  • Don’t sleep on your tummy. Again, putting pressure on your breasts can back them up. I had it happen several times, even while sleeping on my side, so pay extra attention to your sleeping position. 
  • Apply lanolin after each pumping session. It not only prevents you from getting sore, but also keeps the ends of the ducts open. 
  • Homemade Cloth Nursing Pads. I swear by them. My mom made some for me, and not only do they save money, but they’re super comfortable. There are lots for sale on Etsy. 

Whew, that was a LOT of information! Thanks for sticking with me. I successfully exclusively pumped until my girls were six months old. At that point, we decided to switch to formula which was also a great option. I have nothing against formula and am so thankful we were able to have the choice!

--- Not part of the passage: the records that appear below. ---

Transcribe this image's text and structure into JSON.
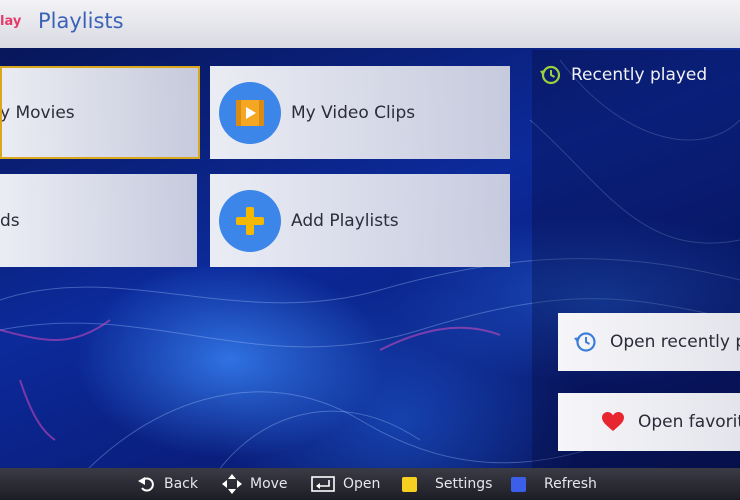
{
  "header": {
    "brand": "lay",
    "title": "Playlists"
  },
  "tiles": [
    {
      "label": "y Movies"
    },
    {
      "label": "My Video Clips"
    },
    {
      "label": "ds"
    },
    {
      "label": "Add Playlists"
    }
  ],
  "recent": {
    "title": "Recently played",
    "open_recent": "Open recently p",
    "open_favorites": "Open favorit"
  },
  "footer": {
    "back": "Back",
    "move": "Move",
    "open": "Open",
    "settings": "Settings",
    "refresh": "Refresh"
  },
  "colors": {
    "accent_yellow": "#f5d020",
    "accent_blue": "#3b5fe8",
    "icon_blue": "#3b86e8",
    "heart_red": "#e8262f",
    "recent_green": "#9bd23c"
  }
}
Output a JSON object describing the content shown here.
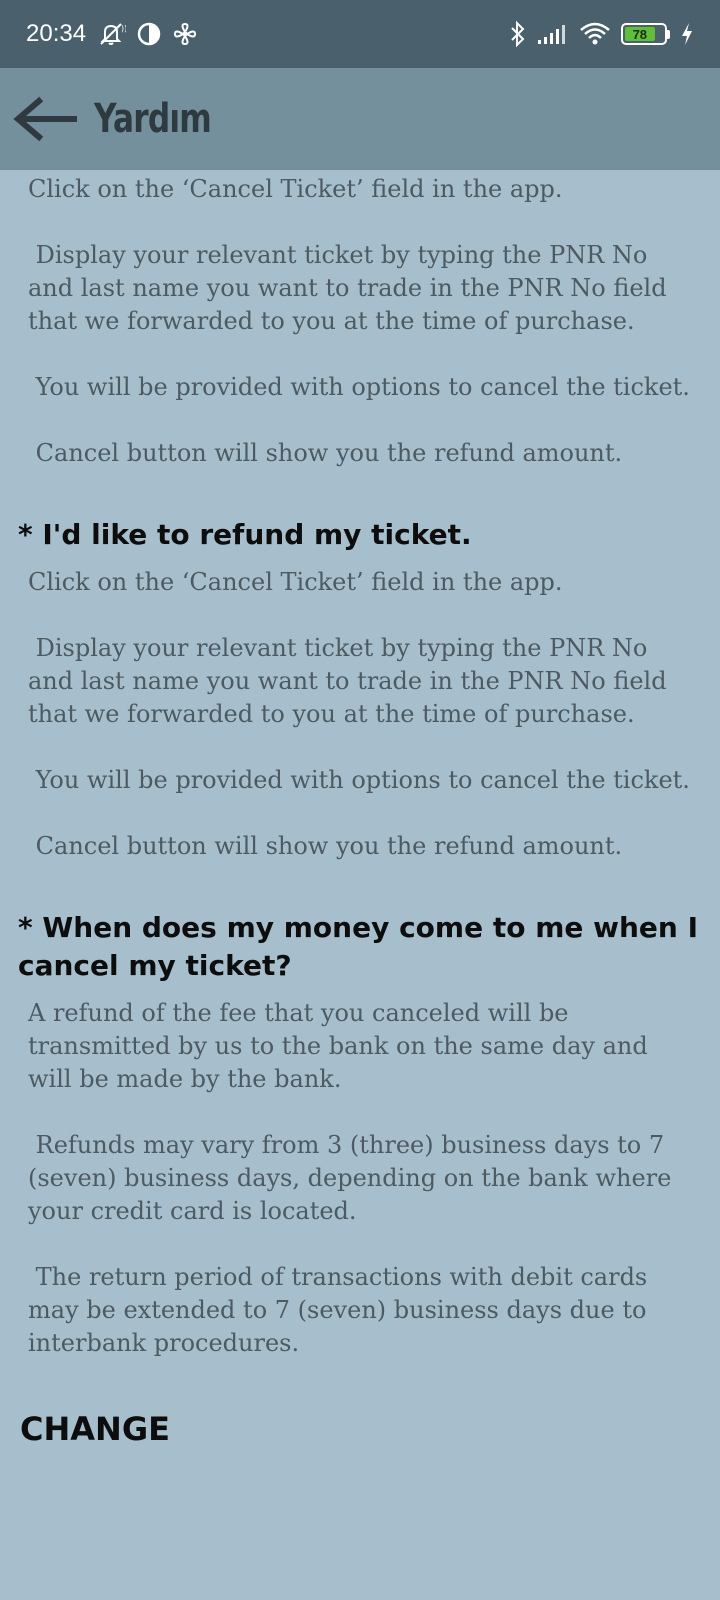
{
  "status_bar": {
    "time": "20:34",
    "battery_level": 78,
    "battery_text": "78",
    "icons": [
      "mute-icon",
      "app-icon",
      "fan-icon",
      "bluetooth-icon",
      "signal-icon",
      "wifi-icon",
      "battery-icon",
      "charging-icon"
    ]
  },
  "app_bar": {
    "title": "Yardım"
  },
  "sections": [
    {
      "paragraphs": [
        "Click on the ‘Cancel Ticket’ field in the app.",
        " Display your relevant ticket by typing the PNR No and last name you want to trade in the PNR No field that we forwarded to you at the time of purchase.",
        " You will be provided with options to cancel the ticket.",
        " Cancel button will show you the refund amount."
      ]
    },
    {
      "question": "* I'd like to refund my ticket.",
      "paragraphs": [
        "Click on the ‘Cancel Ticket’ field in the app.",
        " Display your relevant ticket by typing the PNR No and last name you want to trade in the PNR No field that we forwarded to you at the time of purchase.",
        " You will be provided with options to cancel the ticket.",
        " Cancel button will show you the refund amount."
      ]
    },
    {
      "question": "* When does my money come to me when I cancel my ticket?",
      "paragraphs": [
        "A refund of the fee that you canceled will be transmitted by us to the bank on the same day and will be made by the bank.",
        " Refunds may vary from 3 (three) business days to 7 (seven) business days, depending on the bank where your credit card is located.",
        " The return period of transactions with debit cards may be extended to 7 (seven) business days due to interbank procedures."
      ]
    }
  ],
  "change_heading": "CHANGE",
  "colors": {
    "status_bar": "#4a606c",
    "app_bar": "#74909c",
    "background": "#a7bfcc",
    "body_text": "#4d5a61",
    "heading_text": "#0d0d0d",
    "battery_fill": "#5fbf3a"
  }
}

I truly think every mom needs to decide what’s best for her family, and there is NO wrong way to do it! As long as those sweet babies are being fed, you are doing a great job! You are the only one who knows what your kids need...don’t let anyone guilt you into thinking it has to be done a certain way. You need to do what makes you the best mom you can be, whether that’s breast feeding, pumping, or formula feeding! 

Good luck, momma! You can do it! 

Follow along Amber's journey raising three under three..with her fourth (a little boy!) on the way over at her blog Mommy's Me Time and Facebook

Feel free to email her with any questions you may have: amber@mommysmetime.com


  1. I exclusively pumped and bottle fed my twins too! I am thrilled with how it turned out and wouldn't change a thing. Oh, except i wish I didn't lose so much weight and dry up around 5 months, but I had saved over 1000 ounces that they got BM until almost 8 mos.

  2. As your babies grow, how does your body know to produce more milk?

    1. I didn't write this post but I EP for my daughter for a year. I extended my pumping sessions to 25-30 minutes so I would have more letdowns and ask my body to produce more and it worked for me. I think extending the length of a pumping session signals your body to produce more milk.